February 4, 2016
Dava Stewart

Are opioid abusers switching to heroin because prescripton painkillers are more difficult to get? Not necessarily, study finds.

Are opioid abusers switching to heroin because prescripton painkillers are more difficult to get?

A review article published in the New England Journal of Medicine finds that rates of addiction to opioids and to heroin are part of a larger epidemic of opioid-related disorders that, all too often, lead to death. The article, written by Wilson M. Compton, MD, MPE, of the National Institute on Drug Abuse at the National Institutes of Health, and colleagues, was published on January 14, 2016.

While policy-makers, physicians, and others have been successfully curbing the non-medical use of opioids, he writes, heroin use, heroin addiction and heroin deaths have risen.
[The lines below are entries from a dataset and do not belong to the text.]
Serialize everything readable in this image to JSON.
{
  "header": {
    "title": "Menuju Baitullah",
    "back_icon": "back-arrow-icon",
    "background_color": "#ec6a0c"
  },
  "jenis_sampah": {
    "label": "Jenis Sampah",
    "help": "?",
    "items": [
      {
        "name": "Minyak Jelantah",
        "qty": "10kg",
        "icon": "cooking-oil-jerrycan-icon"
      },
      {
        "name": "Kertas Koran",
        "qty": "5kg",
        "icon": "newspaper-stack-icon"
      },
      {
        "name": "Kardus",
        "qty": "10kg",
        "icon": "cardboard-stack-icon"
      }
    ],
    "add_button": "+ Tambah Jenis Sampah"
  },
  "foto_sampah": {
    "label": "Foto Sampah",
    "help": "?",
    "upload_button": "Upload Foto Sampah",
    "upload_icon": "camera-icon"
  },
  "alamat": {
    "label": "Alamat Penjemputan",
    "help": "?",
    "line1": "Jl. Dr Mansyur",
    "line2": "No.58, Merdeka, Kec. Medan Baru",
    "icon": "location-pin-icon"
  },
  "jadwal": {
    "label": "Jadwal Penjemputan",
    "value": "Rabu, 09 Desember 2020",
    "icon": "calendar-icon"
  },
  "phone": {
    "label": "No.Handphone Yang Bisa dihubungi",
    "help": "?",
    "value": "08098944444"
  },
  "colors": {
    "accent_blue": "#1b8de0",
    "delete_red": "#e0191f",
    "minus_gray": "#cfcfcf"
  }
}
In fact the number of deaths due to heroin more than quintupled since 2000. The authors describe the key question of their review as being whether or not “the very policies and practices that have been designed to address inappropriate prescribing are now fueling the increases in rates of heroin use and death.”

It is not clear, however, how the relationship between policies related to opioids and the increase in heroin use functions. The authors say, “As an alternative explanation, we explore the complexity and reciprocal nature of this relationship and review the pharmacologic basis for heroin use among people who use prescription opioids nonmedically, the patterns of heroin use among people who use prescription opioids nonmedically, the current trends in heroin use and their correlates, and the effects on heroin use of policies aimed at curbing inappropriate prescribing of opioids.”

Heroin and opioids are similar from a pharmacologic standpoint, and work similarly within the body. Several national studies found that people who use opioids nonmedically are more likely to transition to heroin use. The number of people who use heroin who first took opioids is quite high, from 75-80%, depending on the population being studied. During the last 10 years, heroin use has increased across the board, but particularly among those living in nonurban areas, between 18 and 25 years of age, women, middle class, and non-Hispanic whites.

Several studies have concluded that people addicted to opioids begin using heroin because it is both cheaper and more easily available than opioids, partly due to the policies that have made opioids less available. However, the authors note, “It appears that the shift toward heroin use among some nonmedical users of prescription opioids was occurring before the recent policy focus on prescription-opioid abuse took hold.” Several studies found that the rates of death due to either opioid or heroin overdose do not appear to be linked.

The authors conclude, “although the majority of current heroin users report having used prescription opioids nonmedically before they initiated heroin use, heroin use among people who use prescription opioids for nonmedical reasons is rare, and the transition to heroin use appears to occur at a low rate.”